Global trade has contributed to growth and poverty reduction in the past three decades, but gains from trade can be more inclusive, the World Bank said today. Spreading the benefits of trade more widely, within and between countries, can play a key role as the world seeks to recover from the COVID-19 pandemic, which has reversed years of poverty reduction.
New data and tools developed by the World Bank can allow policy makers to ensure trade delivers more for the poor, according to The Distributional Impacts of Trade: Empirical Innovations, Analytical Tools and Policy Responses report. By identifying in advance those sectors and regions that are most affected by changes in trade patterns, policies can be designed to maximize the gains and mitigate potential losses.
“There is no question that the rise in trade over the past 30 years has helped to dramatically reduce global poverty, but the benefits were not shared equally,” said Mari Pangestu, World Bank Managing Director of Development Policy and Partnerships. “Trade plays a vital role in pandemic response, ensuring food and medicine can cross borders freely and vaccines are distributed where they are needed. Better policies are needed to make trade more inclusive, as we work to build back better and set a path toward green, resilient and inclusive development.”
Policy makers in developing countries can use the new findings, data, and approaches in the report to better understand the distributional effects of trade, monitor the implementation of policies to address them, and coordinate responses across government.
The rapid increase in global trade has been a key engine of growth and poverty reduction in developing countries. From 1990 to 2017, global poverty fell from 36 percent to 9 percent as developing countries increased their share of global exports from 16 percent to 30 percent. Many countries have used trade to create jobs, boost exports, reduce poverty and increase shared prosperity.
Despite these gains, changes in trade policy have created winners and losers with some communities and workers not gaining as much as others, sometimes undermining popular support for trade liberalization, and increasing support for protectionism.
The aggregate gains from trade are clearly established, but gains and losses have been often heavily concentrated and particularly visible in some sectors, jobs, and regions and longer-lasting than previously understood, according to the report, which looked at the impact of trade on labor markets, consumption, and poverty in Bangladesh, Brazil, Mexico, South Africa, and Sri Lanka.
This report provides policy makers with tools to analyze the impact of trade policy across regions, industries, and workers in developing countries. Governments will better understand how trade will impact income and wages, levels of formal employment, consumption, poverty, and inequality at both national and sub-national levels.

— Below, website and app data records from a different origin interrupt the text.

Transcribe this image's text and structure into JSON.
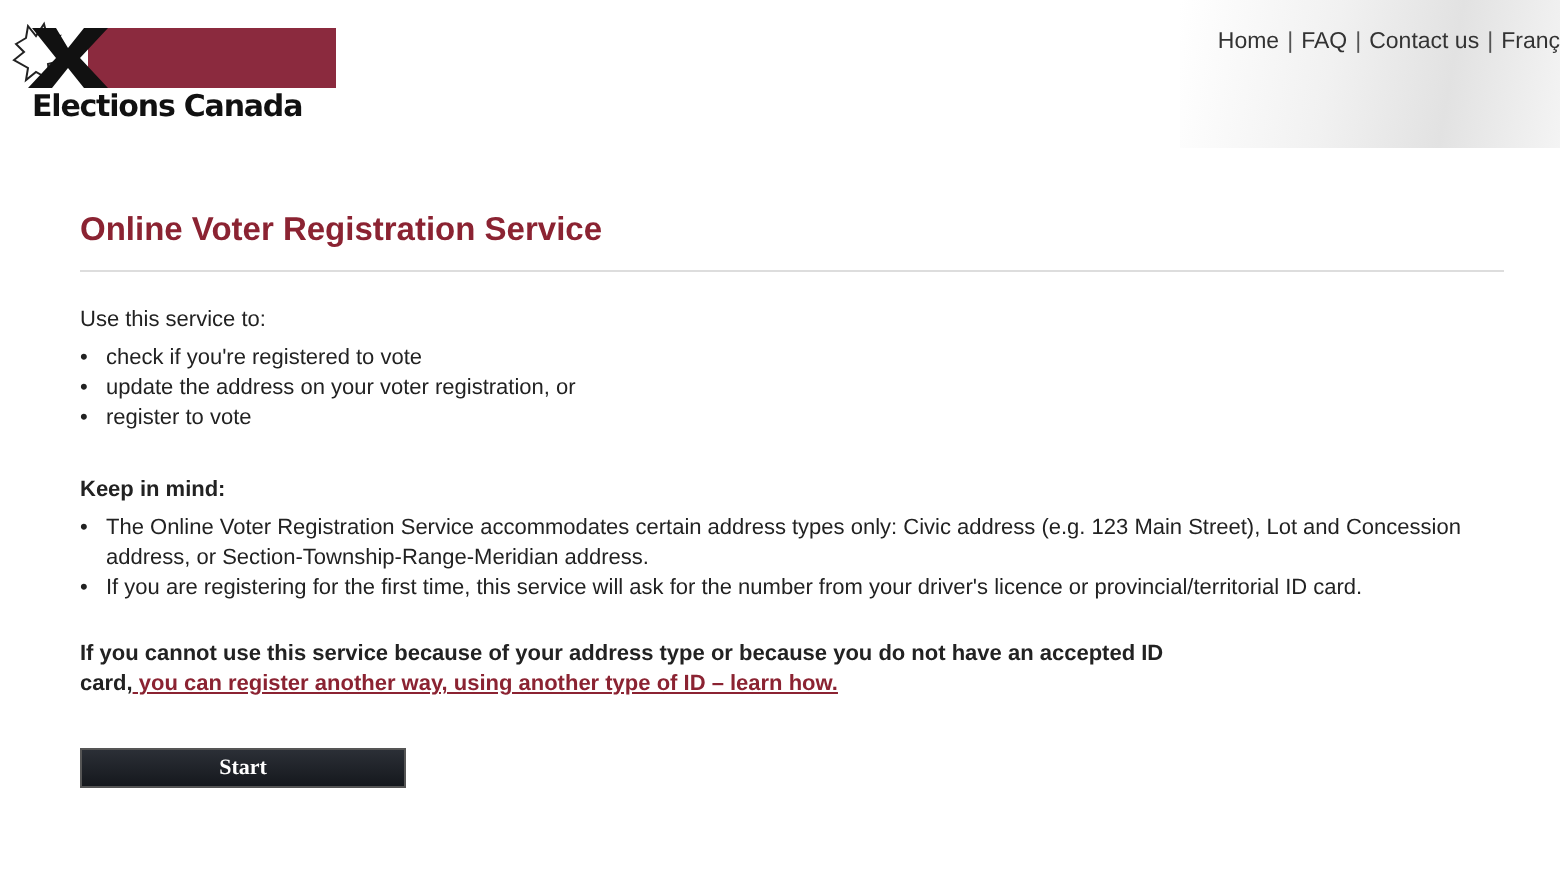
{
  "header": {
    "logo_text": "Elections Canada",
    "nav": [
      {
        "label": "Home"
      },
      {
        "label": "FAQ"
      },
      {
        "label": "Contact us"
      },
      {
        "label": "Franç"
      }
    ],
    "separator": "|"
  },
  "bullet": "•",
  "title": "Online Voter Registration Service",
  "intro": "Use this service to:",
  "uses": [
    "check if you're registered to vote",
    "update the address on your voter registration, or",
    "register to vote"
  ],
  "keep_heading": "Keep in mind:",
  "notes": [
    "The Online Voter Registration Service accommodates certain address types only: Civic address (e.g. 123 Main Street), Lot and Concession address, or Section-Township-Range-Meridian address.",
    "If you are registering for the first time, this service will ask for the number from your driver's licence or provincial/territorial ID card."
  ],
  "alternative": {
    "text": "If you cannot use this service because of your address type or because you do not have an accepted ID card,",
    "link": " you can register another way, using another type of ID – learn how."
  },
  "start_button": "Start"
}
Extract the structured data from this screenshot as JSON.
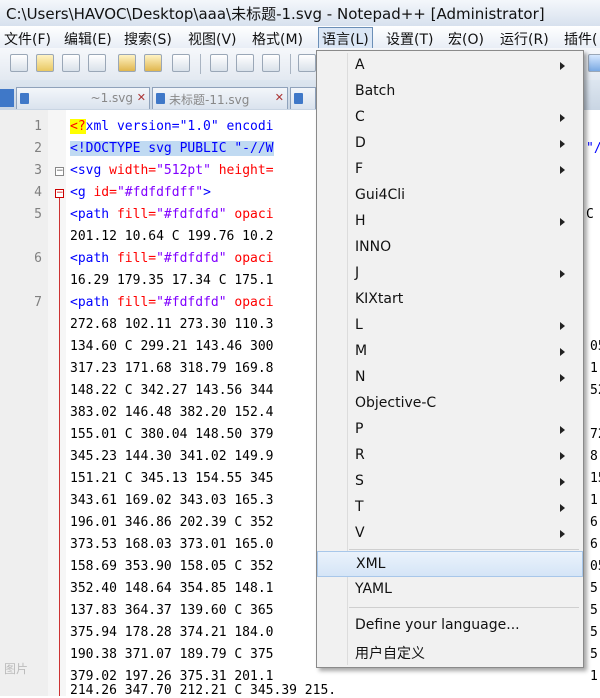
{
  "window": {
    "title": "C:\\Users\\HAVOC\\Desktop\\aaa\\未标题-1.svg - Notepad++ [Administrator]"
  },
  "menubar": [
    {
      "label": "文件(F)"
    },
    {
      "label": "编辑(E)"
    },
    {
      "label": "搜索(S)"
    },
    {
      "label": "视图(V)"
    },
    {
      "label": "格式(M)"
    },
    {
      "label": "语言(L)"
    },
    {
      "label": "设置(T)"
    },
    {
      "label": "宏(O)"
    },
    {
      "label": "运行(R)"
    },
    {
      "label": "插件("
    }
  ],
  "tabs": [
    {
      "label": "~1.svg"
    },
    {
      "label": "未标题-11.svg"
    }
  ],
  "editor": {
    "line_numbers": [
      "1",
      "2",
      "3",
      "4",
      "5",
      "6",
      "7"
    ]
  },
  "language_menu": {
    "items": [
      {
        "label": "A",
        "submenu": true
      },
      {
        "label": "Batch",
        "submenu": false
      },
      {
        "label": "C",
        "submenu": true
      },
      {
        "label": "D",
        "submenu": true
      },
      {
        "label": "F",
        "submenu": true
      },
      {
        "label": "Gui4Cli",
        "submenu": false
      },
      {
        "label": "H",
        "submenu": true
      },
      {
        "label": "INNO",
        "submenu": false
      },
      {
        "label": "J",
        "submenu": true
      },
      {
        "label": "KIXtart",
        "submenu": false
      },
      {
        "label": "L",
        "submenu": true
      },
      {
        "label": "M",
        "submenu": true
      },
      {
        "label": "N",
        "submenu": true
      },
      {
        "label": "Objective-C",
        "submenu": false
      },
      {
        "label": "P",
        "submenu": true
      },
      {
        "label": "R",
        "submenu": true
      },
      {
        "label": "S",
        "submenu": true
      },
      {
        "label": "T",
        "submenu": true
      },
      {
        "label": "V",
        "submenu": true
      },
      {
        "label": "XML",
        "submenu": false,
        "hover": true
      },
      {
        "label": "YAML",
        "submenu": false
      },
      {
        "label": "Define your language...",
        "submenu": false
      },
      {
        "label": "用户自定义",
        "submenu": false
      }
    ]
  },
  "code": {
    "l1a": "<?",
    "l1b": "xml version=\"1.0\" encodi",
    "l2": "<!DOCTYPE svg PUBLIC \"-//W",
    "l2r": "\"//W",
    "l3a": "<svg",
    "l3b": " width=",
    "l3c": "\"512pt\"",
    "l3d": " height=",
    "l4a": "<g",
    "l4b": " id=",
    "l4c": "\"#fdfdfdff\"",
    "l4d": ">",
    "l5a": "<path",
    "l5b": " fill=",
    "l5c": "\"#fdfdfd\"",
    "l5d": " opaci",
    "l5r": "C",
    "l5n": "201.12 10.64 C 199.76 10.2",
    "l6a": "<path",
    "l6b": " fill=",
    "l6c": "\"#fdfdfd\"",
    "l6d": " opaci",
    "l6n": "16.29 179.35 17.34 C 175.1",
    "l7a": "<path",
    "l7b": " fill=",
    "l7c": "\"#fdfdfd\"",
    "l7d": " opaci",
    "rows": [
      "272.68 102.11 273.30 110.3",
      "134.60 C 299.21 143.46 300",
      "317.23 171.68 318.79 169.8",
      "148.22 C 342.27 143.56 344",
      "383.02 146.48 382.20 152.4",
      "155.01 C 380.04 148.50 379",
      "345.23 144.30 341.02 149.9",
      "151.21 C 345.13 154.55 345",
      "343.61 169.02 343.03 165.3",
      "196.01 346.86 202.39 C 352",
      "373.53 168.03 373.01 165.0",
      "158.69 353.90 158.05 C 352",
      "352.40 148.64 354.85 148.1",
      "137.83 364.37 139.60 C 365",
      "375.94 178.28 374.21 184.0",
      "190.38 371.07 189.79 C 375",
      "379.02 197.26 375.31 201.1",
      "214.26 347.70 212.21 C 345.39 215."
    ],
    "right_col": [
      "05",
      "1",
      "52",
      "72",
      "8",
      "15",
      "1",
      "6",
      "6",
      "05",
      "5",
      "5",
      "5",
      "5",
      "1"
    ]
  },
  "watermark": "图片"
}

A deeper understanding of the distributional impacts of trade is critical to design better policies that spread the benefits of trade more broadly, making trade work better for everyone. Minimizing its negative impact and maximizing its benefits will not only help to combat poverty but also to counter rising economic nationalism.